A U.S. official said that the United States has several intelligence reports indicating that Iran has placed parts of its air defenses on “high alert” in recent days.
The U.S. official, who is closely following the developments, said that the alert level means that Iranian air missile batteries will be ready to fire at targets “believed to constitute a threat”, according to CNN.
The official did not say how the United States got to this information, but American satellites, spy planes and ships are routinely operating in the nearby international field, which is constantly monitoring Iran.
The U.S. official said the main concern of the United States lies in the possibility of “attacking” Iran and the latter launching a counterattack in an unpredictable way because it believes it might be attacked by Israel or the United States.
“The Iranian military tactic of putting air defenses on alert may not really address the potential threat they envision.

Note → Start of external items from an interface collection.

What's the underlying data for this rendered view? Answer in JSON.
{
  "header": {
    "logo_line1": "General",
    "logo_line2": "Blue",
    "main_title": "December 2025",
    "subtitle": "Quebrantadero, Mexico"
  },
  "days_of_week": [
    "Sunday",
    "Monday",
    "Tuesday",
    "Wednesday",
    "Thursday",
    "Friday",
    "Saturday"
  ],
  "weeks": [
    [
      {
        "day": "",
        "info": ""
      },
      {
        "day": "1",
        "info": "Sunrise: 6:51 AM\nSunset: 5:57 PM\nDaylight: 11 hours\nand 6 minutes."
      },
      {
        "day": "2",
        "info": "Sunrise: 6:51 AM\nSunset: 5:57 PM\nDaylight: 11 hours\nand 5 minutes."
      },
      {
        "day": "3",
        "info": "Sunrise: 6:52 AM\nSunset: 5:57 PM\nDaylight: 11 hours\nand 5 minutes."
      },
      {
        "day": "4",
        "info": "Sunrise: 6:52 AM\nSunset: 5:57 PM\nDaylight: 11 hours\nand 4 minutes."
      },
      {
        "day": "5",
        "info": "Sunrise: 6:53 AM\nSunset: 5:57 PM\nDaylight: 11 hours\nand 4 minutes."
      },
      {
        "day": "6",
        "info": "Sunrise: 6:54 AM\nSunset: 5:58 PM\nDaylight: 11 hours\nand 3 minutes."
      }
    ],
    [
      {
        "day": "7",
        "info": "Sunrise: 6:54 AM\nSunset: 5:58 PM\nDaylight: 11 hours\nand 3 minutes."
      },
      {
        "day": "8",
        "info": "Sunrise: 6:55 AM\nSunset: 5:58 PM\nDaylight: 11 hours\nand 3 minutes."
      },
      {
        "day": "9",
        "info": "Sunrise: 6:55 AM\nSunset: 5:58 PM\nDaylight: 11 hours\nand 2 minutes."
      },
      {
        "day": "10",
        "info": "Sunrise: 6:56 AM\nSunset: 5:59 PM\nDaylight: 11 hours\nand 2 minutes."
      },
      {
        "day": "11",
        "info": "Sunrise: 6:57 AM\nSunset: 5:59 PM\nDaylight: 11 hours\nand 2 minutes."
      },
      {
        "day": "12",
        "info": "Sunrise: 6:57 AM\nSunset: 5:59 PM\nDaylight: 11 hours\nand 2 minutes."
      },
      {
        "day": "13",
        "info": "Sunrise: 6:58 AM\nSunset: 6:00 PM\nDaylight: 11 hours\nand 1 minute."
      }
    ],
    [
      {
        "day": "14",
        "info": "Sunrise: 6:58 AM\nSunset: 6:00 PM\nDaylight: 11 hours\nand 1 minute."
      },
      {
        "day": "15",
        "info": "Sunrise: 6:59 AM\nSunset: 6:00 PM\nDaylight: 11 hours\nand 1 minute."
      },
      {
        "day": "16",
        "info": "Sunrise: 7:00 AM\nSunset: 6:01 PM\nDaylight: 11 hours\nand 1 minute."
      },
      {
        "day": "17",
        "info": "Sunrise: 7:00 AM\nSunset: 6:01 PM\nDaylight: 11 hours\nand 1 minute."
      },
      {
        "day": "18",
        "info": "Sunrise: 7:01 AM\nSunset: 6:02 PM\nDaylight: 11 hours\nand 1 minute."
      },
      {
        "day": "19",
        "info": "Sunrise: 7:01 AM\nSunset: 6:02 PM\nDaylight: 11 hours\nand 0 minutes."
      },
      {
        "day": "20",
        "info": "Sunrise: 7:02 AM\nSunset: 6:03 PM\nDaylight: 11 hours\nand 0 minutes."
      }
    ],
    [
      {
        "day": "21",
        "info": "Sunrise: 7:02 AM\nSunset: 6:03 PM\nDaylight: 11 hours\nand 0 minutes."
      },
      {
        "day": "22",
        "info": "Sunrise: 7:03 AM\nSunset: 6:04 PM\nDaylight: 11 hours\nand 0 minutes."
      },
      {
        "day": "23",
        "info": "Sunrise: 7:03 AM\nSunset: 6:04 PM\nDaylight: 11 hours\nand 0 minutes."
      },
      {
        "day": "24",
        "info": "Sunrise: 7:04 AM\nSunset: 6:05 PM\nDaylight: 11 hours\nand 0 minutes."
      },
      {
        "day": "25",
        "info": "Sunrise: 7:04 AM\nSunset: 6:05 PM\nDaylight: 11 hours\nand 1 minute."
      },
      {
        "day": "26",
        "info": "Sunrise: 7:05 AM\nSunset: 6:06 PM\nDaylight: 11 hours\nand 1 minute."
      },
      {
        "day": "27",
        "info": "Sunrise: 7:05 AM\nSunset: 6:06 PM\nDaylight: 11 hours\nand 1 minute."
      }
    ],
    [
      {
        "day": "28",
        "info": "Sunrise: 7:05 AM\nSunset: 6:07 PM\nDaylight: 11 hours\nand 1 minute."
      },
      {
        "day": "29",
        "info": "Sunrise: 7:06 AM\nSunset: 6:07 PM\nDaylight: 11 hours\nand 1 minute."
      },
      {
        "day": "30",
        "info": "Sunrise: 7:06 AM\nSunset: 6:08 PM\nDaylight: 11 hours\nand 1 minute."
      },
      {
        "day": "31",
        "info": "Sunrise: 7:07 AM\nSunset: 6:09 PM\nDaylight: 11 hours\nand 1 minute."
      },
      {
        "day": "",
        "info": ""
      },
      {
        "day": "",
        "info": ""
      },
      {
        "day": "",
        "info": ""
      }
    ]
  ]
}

All the attacks were entirely ground, without any indication of any fighters, launchers or missiles launched against Iran.”
The United States currently estimates that the “state of alert” is not part of training, but comes as a response to recent events, as well as it expresses Iranian apprehension about whether they face an unknown threat to the government.
There have been few public explanations for the recent incidents in Iran, and speculation has centered on one theory that Israel may have been behind some of the attacks, although U.S. officials have confirmed that Israel denied this.
The most serious incident took place in Iran on July 2, when a fire caused major damage to a building at Iran’s Natanz nuclear plant, which was the target of the Stuxnet cyber attack in 2010.
Other unexplained incidents in recent weeks include a large explosion near the town of Parchin and its military complex, while another blast hit the Zarqan power plant in Ahvaz.
Hostility between Tehran and Washington has grown since U.S. President Donald Trump withdrew from the Iran nuclear deal in 2018 and imposed sanctions on Iran that paralyzed its economy.
Iran responded by gradually reducing its obligations under the agreement signed in 2015.